→ **Your objective**
Copy out every entry that follows, without a single picture.

→ **Listed records**

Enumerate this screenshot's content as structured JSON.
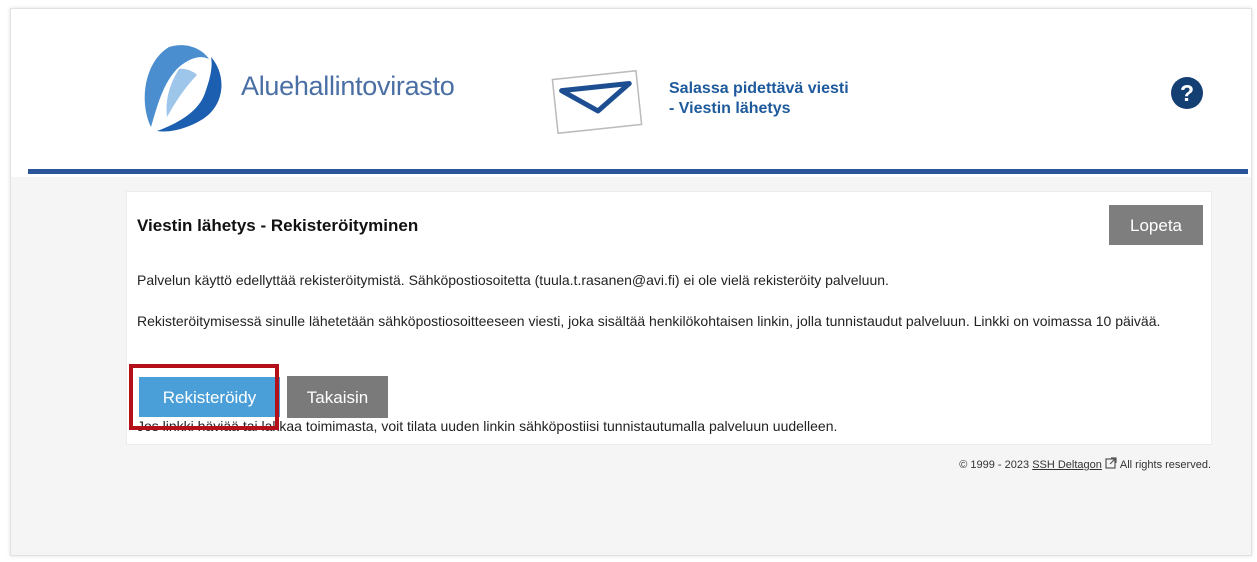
{
  "brand": {
    "name": "Aluehallintovirasto",
    "logo_icon": "avi-logo-icon",
    "accent_color": "#2a5599"
  },
  "service": {
    "icon": "envelope-icon",
    "title_line1": "Salassa pidettävä viesti",
    "title_line2": "- Viestin lähetys"
  },
  "help": {
    "icon": "help-icon",
    "label": "?"
  },
  "card": {
    "title": "Viestin lähetys - Rekisteröityminen",
    "exit_button": "Lopeta",
    "paragraph1": "Palvelun käyttö edellyttää rekisteröitymistä. Sähköpostiosoitetta (tuula.t.rasanen@avi.fi) ei ole vielä rekisteröity palveluun.",
    "paragraph2": "Rekisteröitymisessä sinulle lähetetään sähköpostiosoitteeseen viesti, joka sisältää henkilökohtaisen linkin, jolla tunnistaudut palveluun. Linkki on voimassa 10 päivää.",
    "paragraph3": "Jos linkki häviää tai lakkaa toimimasta, voit tilata uuden linkin sähköpostiisi tunnistautumalla palveluun uudelleen.",
    "register_button": "Rekisteröidy",
    "back_button": "Takaisin",
    "register_button_color": "#4a9fd8",
    "highlight_color": "#b3101a"
  },
  "footer": {
    "copyright": "© 1999 - 2023",
    "link": "SSH Deltagon",
    "link_icon": "external-link-icon",
    "rights": "All rights reserved."
  }
}
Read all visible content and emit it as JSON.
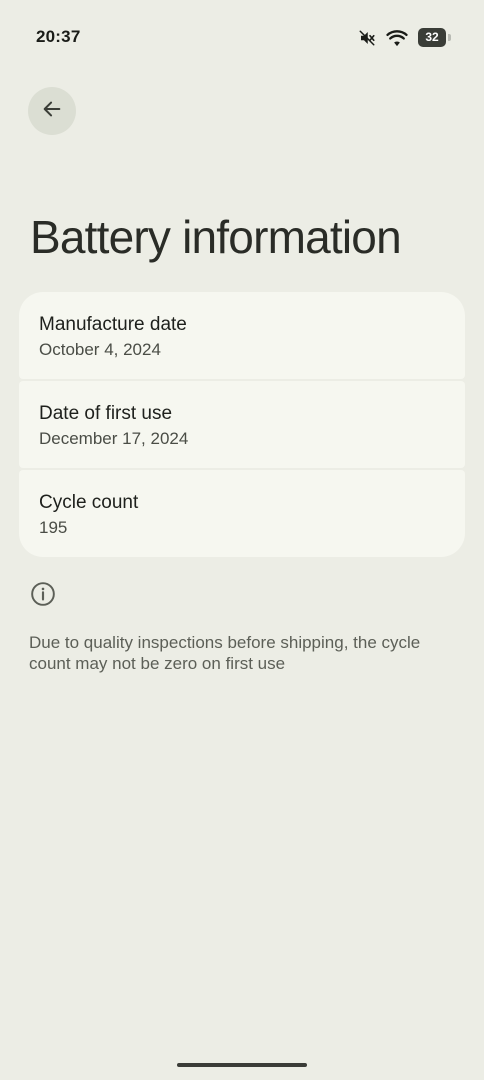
{
  "status_bar": {
    "time": "20:37",
    "battery_level": "32",
    "icons": [
      "mute-icon",
      "wifi-icon",
      "battery-icon"
    ]
  },
  "header": {
    "back_icon": "arrow-back-icon",
    "title": "Battery information"
  },
  "details": [
    {
      "label": "Manufacture date",
      "value": "October 4, 2024"
    },
    {
      "label": "Date of first use",
      "value": "December 17, 2024"
    },
    {
      "label": "Cycle count",
      "value": "195"
    }
  ],
  "info": {
    "icon": "info-icon",
    "text": "Due to quality inspections before shipping, the cycle count may not be zero on first use"
  },
  "colors": {
    "background": "#ecede5",
    "card": "#f6f7f0",
    "back_button_bg": "#dbded3"
  }
}
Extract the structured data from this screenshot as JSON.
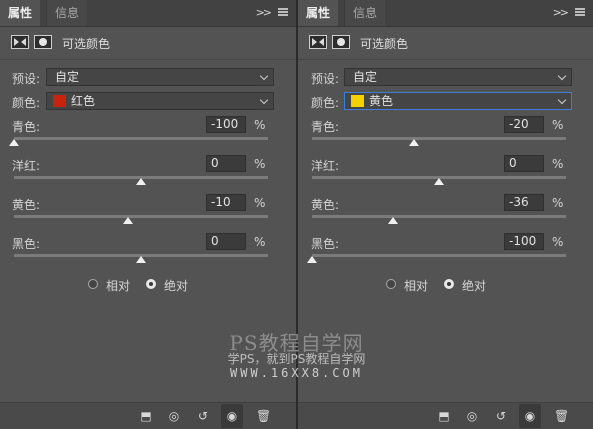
{
  "colors": {
    "panel_bg": "#535353",
    "red_swatch": "#c8230e",
    "yellow_swatch": "#f3d200",
    "focus_border": "#3e7fd6"
  },
  "panels": [
    {
      "tab_active": "属性",
      "tab_inactive": "信息",
      "collapse_icon": "double-chevron-right",
      "menu_icon": "menu-lines",
      "header_title": "可选颜色",
      "preset_label": "预设:",
      "preset_value": "自定",
      "color_label": "颜色:",
      "color_value": "红色",
      "color_swatch": "#c8230e",
      "sliders": [
        {
          "label": "青色:",
          "value": "-100",
          "unit": "%",
          "fraction": 0.0
        },
        {
          "label": "洋红:",
          "value": "0",
          "unit": "%",
          "fraction": 0.5
        },
        {
          "label": "黄色:",
          "value": "-10",
          "unit": "%",
          "fraction": 0.45
        },
        {
          "label": "黑色:",
          "value": "0",
          "unit": "%",
          "fraction": 0.5
        }
      ],
      "radio_relative": "相对",
      "radio_absolute": "绝对",
      "radio_selected": "absolute",
      "bottom_icons": [
        "clip-to-layer-icon",
        "view-previous-icon",
        "reset-icon",
        "visibility-eye-icon",
        "trash-icon"
      ]
    },
    {
      "tab_active": "属性",
      "tab_inactive": "信息",
      "collapse_icon": "double-chevron-right",
      "menu_icon": "menu-lines",
      "header_title": "可选颜色",
      "preset_label": "预设:",
      "preset_value": "自定",
      "color_label": "颜色:",
      "color_value": "黄色",
      "color_swatch": "#f3d200",
      "sliders": [
        {
          "label": "青色:",
          "value": "-20",
          "unit": "%",
          "fraction": 0.4
        },
        {
          "label": "洋红:",
          "value": "0",
          "unit": "%",
          "fraction": 0.5
        },
        {
          "label": "黄色:",
          "value": "-36",
          "unit": "%",
          "fraction": 0.32
        },
        {
          "label": "黑色:",
          "value": "-100",
          "unit": "%",
          "fraction": 0.0
        }
      ],
      "radio_relative": "相对",
      "radio_absolute": "绝对",
      "radio_selected": "absolute",
      "bottom_icons": [
        "clip-to-layer-icon",
        "view-previous-icon",
        "reset-icon",
        "visibility-eye-icon",
        "trash-icon"
      ]
    }
  ],
  "watermark": {
    "line1": "PS教程自学网",
    "line2": "学PS，就到PS教程自学网",
    "line3": "WWW.16XX8.COM"
  }
}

→ **Solution to this exercise**
Enumerate this screenshot's content as structured JSON.
{
  "brand": {
    "name": "Aluehallintovirasto",
    "logo_icon": "avi-logo-icon",
    "accent_color": "#2a5599"
  },
  "service": {
    "icon": "envelope-icon",
    "title_line1": "Salassa pidettävä viesti",
    "title_line2": "- Viestin lähetys"
  },
  "help": {
    "icon": "help-icon",
    "label": "?"
  },
  "card": {
    "title": "Viestin lähetys - Rekisteröityminen",
    "exit_button": "Lopeta",
    "paragraph1": "Palvelun käyttö edellyttää rekisteröitymistä. Sähköpostiosoitetta (tuula.t.rasanen@avi.fi) ei ole vielä rekisteröity palveluun.",
    "paragraph2": "Rekisteröitymisessä sinulle lähetetään sähköpostiosoitteeseen viesti, joka sisältää henkilökohtaisen linkin, jolla tunnistaudut palveluun. Linkki on voimassa 10 päivää.",
    "paragraph3": "Jos linkki häviää tai lakkaa toimimasta, voit tilata uuden linkin sähköpostiisi tunnistautumalla palveluun uudelleen.",
    "register_button": "Rekisteröidy",
    "back_button": "Takaisin",
    "register_button_color": "#4a9fd8",
    "highlight_color": "#b3101a"
  },
  "footer": {
    "copyright": "© 1999 - 2023",
    "link": "SSH Deltagon",
    "link_icon": "external-link-icon",
    "rights": "All rights reserved."
  }
}
Read all visible content and emit it as JSON.
{
  "status_bar": {
    "time": "20:37",
    "battery_level": "32",
    "icons": [
      "mute-icon",
      "wifi-icon",
      "battery-icon"
    ]
  },
  "header": {
    "back_icon": "arrow-back-icon",
    "title": "Battery information"
  },
  "details": [
    {
      "label": "Manufacture date",
      "value": "October 4, 2024"
    },
    {
      "label": "Date of first use",
      "value": "December 17, 2024"
    },
    {
      "label": "Cycle count",
      "value": "195"
    }
  ],
  "info": {
    "icon": "info-icon",
    "text": "Due to quality inspections before shipping, the cycle count may not be zero on first use"
  },
  "colors": {
    "background": "#ecede5",
    "card": "#f6f7f0",
    "back_button_bg": "#dbded3"
  }
}
Extract the structured data from this screenshot as JSON.
{
  "colors": {
    "panel_bg": "#535353",
    "red_swatch": "#c8230e",
    "yellow_swatch": "#f3d200",
    "focus_border": "#3e7fd6"
  },
  "panels": [
    {
      "tab_active": "属性",
      "tab_inactive": "信息",
      "collapse_icon": "double-chevron-right",
      "menu_icon": "menu-lines",
      "header_title": "可选颜色",
      "preset_label": "预设:",
      "preset_value": "自定",
      "color_label": "颜色:",
      "color_value": "红色",
      "color_swatch": "#c8230e",
      "sliders": [
        {
          "label": "青色:",
          "value": "-100",
          "unit": "%",
          "fraction": 0.0
        },
        {
          "label": "洋红:",
          "value": "0",
          "unit": "%",
          "fraction": 0.5
        },
        {
          "label": "黄色:",
          "value": "-10",
          "unit": "%",
          "fraction": 0.45
        },
        {
          "label": "黑色:",
          "value": "0",
          "unit": "%",
          "fraction": 0.5
        }
      ],
      "radio_relative": "相对",
      "radio_absolute": "绝对",
      "radio_selected": "absolute",
      "bottom_icons": [
        "clip-to-layer-icon",
        "view-previous-icon",
        "reset-icon",
        "visibility-eye-icon",
        "trash-icon"
      ]
    },
    {
      "tab_active": "属性",
      "tab_inactive": "信息",
      "collapse_icon": "double-chevron-right",
      "menu_icon": "menu-lines",
      "header_title": "可选颜色",
      "preset_label": "预设:",
      "preset_value": "自定",
      "color_label": "颜色:",
      "color_value": "黄色",
      "color_swatch": "#f3d200",
      "sliders": [
        {
          "label": "青色:",
          "value": "-20",
          "unit": "%",
          "fraction": 0.4
        },
        {
          "label": "洋红:",
          "value": "0",
          "unit": "%",
          "fraction": 0.5
        },
        {
          "label": "黄色:",
          "value": "-36",
          "unit": "%",
          "fraction": 0.32
        },
        {
          "label": "黑色:",
          "value": "-100",
          "unit": "%",
          "fraction": 0.0
        }
      ],
      "radio_relative": "相对",
      "radio_absolute": "绝对",
      "radio_selected": "absolute",
      "bottom_icons": [
        "clip-to-layer-icon",
        "view-previous-icon",
        "reset-icon",
        "visibility-eye-icon",
        "trash-icon"
      ]
    }
  ],
  "watermark": {
    "line1": "PS教程自学网",
    "line2": "学PS，就到PS教程自学网",
    "line3": "WWW.16XX8.COM"
  }
}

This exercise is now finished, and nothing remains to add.